* _The problem_: Read each of the lines below and tally those with "start"; the tally is the whole answer.

* _The records_:

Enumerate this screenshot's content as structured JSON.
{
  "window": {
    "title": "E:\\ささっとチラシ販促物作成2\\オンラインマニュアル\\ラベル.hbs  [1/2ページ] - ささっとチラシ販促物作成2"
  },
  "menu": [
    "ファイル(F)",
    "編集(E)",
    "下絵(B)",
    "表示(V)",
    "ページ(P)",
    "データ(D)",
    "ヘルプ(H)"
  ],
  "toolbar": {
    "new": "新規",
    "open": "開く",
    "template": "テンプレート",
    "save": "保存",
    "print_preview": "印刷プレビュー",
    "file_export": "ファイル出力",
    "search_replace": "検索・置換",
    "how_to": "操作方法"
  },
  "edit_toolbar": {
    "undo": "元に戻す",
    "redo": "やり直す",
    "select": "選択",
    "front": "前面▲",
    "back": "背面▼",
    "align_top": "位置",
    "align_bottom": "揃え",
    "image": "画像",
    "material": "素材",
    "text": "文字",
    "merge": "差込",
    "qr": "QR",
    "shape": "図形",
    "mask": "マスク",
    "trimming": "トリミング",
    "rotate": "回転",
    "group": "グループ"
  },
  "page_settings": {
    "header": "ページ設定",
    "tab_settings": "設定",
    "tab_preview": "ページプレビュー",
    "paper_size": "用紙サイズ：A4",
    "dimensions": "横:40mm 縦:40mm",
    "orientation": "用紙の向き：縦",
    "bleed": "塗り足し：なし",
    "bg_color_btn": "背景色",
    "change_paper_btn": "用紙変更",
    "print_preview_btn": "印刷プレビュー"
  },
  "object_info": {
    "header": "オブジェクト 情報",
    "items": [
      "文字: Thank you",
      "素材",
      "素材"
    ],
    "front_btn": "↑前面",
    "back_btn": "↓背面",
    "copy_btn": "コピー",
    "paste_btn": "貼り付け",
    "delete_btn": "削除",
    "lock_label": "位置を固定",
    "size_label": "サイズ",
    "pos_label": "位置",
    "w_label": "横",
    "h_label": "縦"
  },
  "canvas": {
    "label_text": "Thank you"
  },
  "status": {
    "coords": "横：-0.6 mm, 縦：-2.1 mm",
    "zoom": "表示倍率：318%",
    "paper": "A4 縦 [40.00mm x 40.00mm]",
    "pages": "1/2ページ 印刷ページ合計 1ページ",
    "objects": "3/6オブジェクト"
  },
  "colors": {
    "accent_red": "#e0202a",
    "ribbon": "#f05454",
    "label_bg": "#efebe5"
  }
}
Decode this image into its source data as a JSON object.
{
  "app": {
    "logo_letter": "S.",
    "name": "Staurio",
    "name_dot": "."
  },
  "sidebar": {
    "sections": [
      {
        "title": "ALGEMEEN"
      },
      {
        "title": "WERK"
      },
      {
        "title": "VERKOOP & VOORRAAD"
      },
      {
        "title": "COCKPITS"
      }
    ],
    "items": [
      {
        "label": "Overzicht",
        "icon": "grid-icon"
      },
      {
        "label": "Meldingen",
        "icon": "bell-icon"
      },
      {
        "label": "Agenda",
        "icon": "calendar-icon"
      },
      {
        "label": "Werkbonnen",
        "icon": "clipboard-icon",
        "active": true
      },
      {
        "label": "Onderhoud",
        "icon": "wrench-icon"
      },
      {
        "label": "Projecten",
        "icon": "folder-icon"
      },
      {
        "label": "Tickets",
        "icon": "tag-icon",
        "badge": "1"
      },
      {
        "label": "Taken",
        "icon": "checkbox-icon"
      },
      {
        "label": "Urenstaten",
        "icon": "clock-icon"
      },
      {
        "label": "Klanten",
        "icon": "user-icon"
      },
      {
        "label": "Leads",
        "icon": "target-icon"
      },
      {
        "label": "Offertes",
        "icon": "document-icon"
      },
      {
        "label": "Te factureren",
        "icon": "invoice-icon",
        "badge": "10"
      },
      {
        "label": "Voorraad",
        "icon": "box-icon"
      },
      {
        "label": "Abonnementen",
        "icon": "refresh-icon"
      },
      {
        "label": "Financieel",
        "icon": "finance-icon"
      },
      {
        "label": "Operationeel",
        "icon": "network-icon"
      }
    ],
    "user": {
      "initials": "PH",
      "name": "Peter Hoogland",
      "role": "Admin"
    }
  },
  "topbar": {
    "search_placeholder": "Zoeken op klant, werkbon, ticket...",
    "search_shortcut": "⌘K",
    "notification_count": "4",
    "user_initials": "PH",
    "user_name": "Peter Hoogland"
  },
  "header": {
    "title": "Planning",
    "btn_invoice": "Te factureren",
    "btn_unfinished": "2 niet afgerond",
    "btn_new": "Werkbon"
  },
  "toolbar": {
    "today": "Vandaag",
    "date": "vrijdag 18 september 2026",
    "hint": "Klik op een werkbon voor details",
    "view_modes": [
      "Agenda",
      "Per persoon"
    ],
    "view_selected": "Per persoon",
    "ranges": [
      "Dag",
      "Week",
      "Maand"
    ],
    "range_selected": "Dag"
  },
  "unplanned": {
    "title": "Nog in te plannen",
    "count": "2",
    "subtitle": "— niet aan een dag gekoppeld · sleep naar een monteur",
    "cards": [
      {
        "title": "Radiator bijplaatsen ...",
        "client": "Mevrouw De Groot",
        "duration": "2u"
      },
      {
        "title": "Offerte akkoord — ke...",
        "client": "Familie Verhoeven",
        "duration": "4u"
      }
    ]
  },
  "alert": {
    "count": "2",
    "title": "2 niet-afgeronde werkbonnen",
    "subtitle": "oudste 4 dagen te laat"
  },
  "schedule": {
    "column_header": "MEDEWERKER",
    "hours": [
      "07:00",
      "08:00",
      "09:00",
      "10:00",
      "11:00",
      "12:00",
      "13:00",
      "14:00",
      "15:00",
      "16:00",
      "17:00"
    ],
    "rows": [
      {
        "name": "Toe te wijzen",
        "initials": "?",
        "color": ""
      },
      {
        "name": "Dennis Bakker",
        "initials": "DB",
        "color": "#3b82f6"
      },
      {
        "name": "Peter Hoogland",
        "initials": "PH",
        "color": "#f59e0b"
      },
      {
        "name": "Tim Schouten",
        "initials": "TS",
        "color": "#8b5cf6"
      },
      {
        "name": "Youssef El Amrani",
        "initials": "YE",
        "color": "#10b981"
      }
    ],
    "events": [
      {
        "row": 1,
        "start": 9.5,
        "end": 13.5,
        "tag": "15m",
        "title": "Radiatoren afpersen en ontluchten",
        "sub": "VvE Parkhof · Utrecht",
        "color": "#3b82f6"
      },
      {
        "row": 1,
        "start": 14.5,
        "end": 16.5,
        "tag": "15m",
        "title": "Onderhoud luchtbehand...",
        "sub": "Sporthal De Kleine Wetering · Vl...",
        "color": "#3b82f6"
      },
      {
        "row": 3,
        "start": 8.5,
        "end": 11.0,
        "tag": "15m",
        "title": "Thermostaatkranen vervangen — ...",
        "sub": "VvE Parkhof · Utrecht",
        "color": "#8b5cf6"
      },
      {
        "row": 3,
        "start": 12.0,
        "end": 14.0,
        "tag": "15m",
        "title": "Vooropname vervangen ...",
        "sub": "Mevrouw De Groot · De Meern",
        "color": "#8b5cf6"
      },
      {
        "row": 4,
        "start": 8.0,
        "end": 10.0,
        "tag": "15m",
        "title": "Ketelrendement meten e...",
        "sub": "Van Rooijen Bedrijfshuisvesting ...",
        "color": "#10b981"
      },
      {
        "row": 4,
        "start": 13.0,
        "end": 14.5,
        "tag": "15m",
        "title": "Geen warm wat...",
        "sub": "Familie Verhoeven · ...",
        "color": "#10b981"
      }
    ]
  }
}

* _Task solution_: 6